■ **Task to complete**
From the entries that follow, report every line in which "icon" occurs.

■ **Extracted records**
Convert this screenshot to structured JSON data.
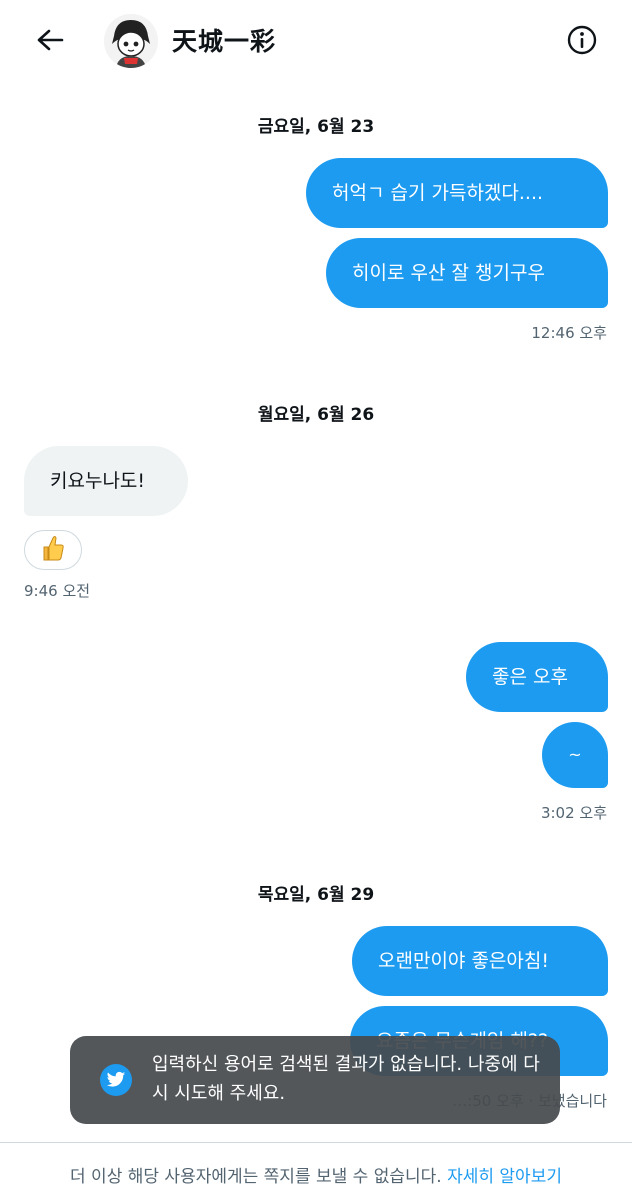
{
  "header": {
    "title": "天城一彩",
    "back_icon": "arrow-left-icon",
    "info_icon": "info-circle-icon"
  },
  "conversation": {
    "groups": [
      {
        "date": "금요일, 6월 23",
        "messages": [
          {
            "direction": "out",
            "text": "허억ㄱ 습기 가득하겠다...."
          },
          {
            "direction": "out",
            "text": "히이로 우산 잘 챙기구우"
          }
        ],
        "timestamp": "12:46 오후"
      },
      {
        "date": "월요일, 6월 26",
        "messages": [
          {
            "direction": "in",
            "text": "키요누나도!",
            "reaction": "👍"
          }
        ],
        "timestamp": "9:46 오전"
      },
      {
        "date": "",
        "messages": [
          {
            "direction": "out",
            "text": "좋은 오후"
          },
          {
            "direction": "out",
            "text": "~"
          }
        ],
        "timestamp": "3:02 오후"
      },
      {
        "date": "목요일, 6월 29",
        "messages": [
          {
            "direction": "out",
            "text": "오랜만이야 좋은아침!"
          },
          {
            "direction": "out",
            "text": "요즘은 무슨게임 해??"
          }
        ],
        "timestamp": "…:50 오후 · 보냈습니다"
      }
    ]
  },
  "toast": {
    "icon": "twitter-bird-icon",
    "text": "입력하신 용어로 검색된 결과가 없습니다. 나중에 다시 시도해 주세요."
  },
  "footer": {
    "text": "더 이상 해당 사용자에게는 쪽지를 보낼 수 없습니다.",
    "link": "자세히 알아보기"
  },
  "colors": {
    "accent": "#1d9bf0",
    "incoming_bubble": "#eff3f4",
    "muted_text": "#536471",
    "toast_bg": "#464a4d"
  }
}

■ **Task answer**
    "back_icon": "arrow-left-icon",
    "info_icon": "info-circle-icon"
    "icon": "twitter-bird-icon",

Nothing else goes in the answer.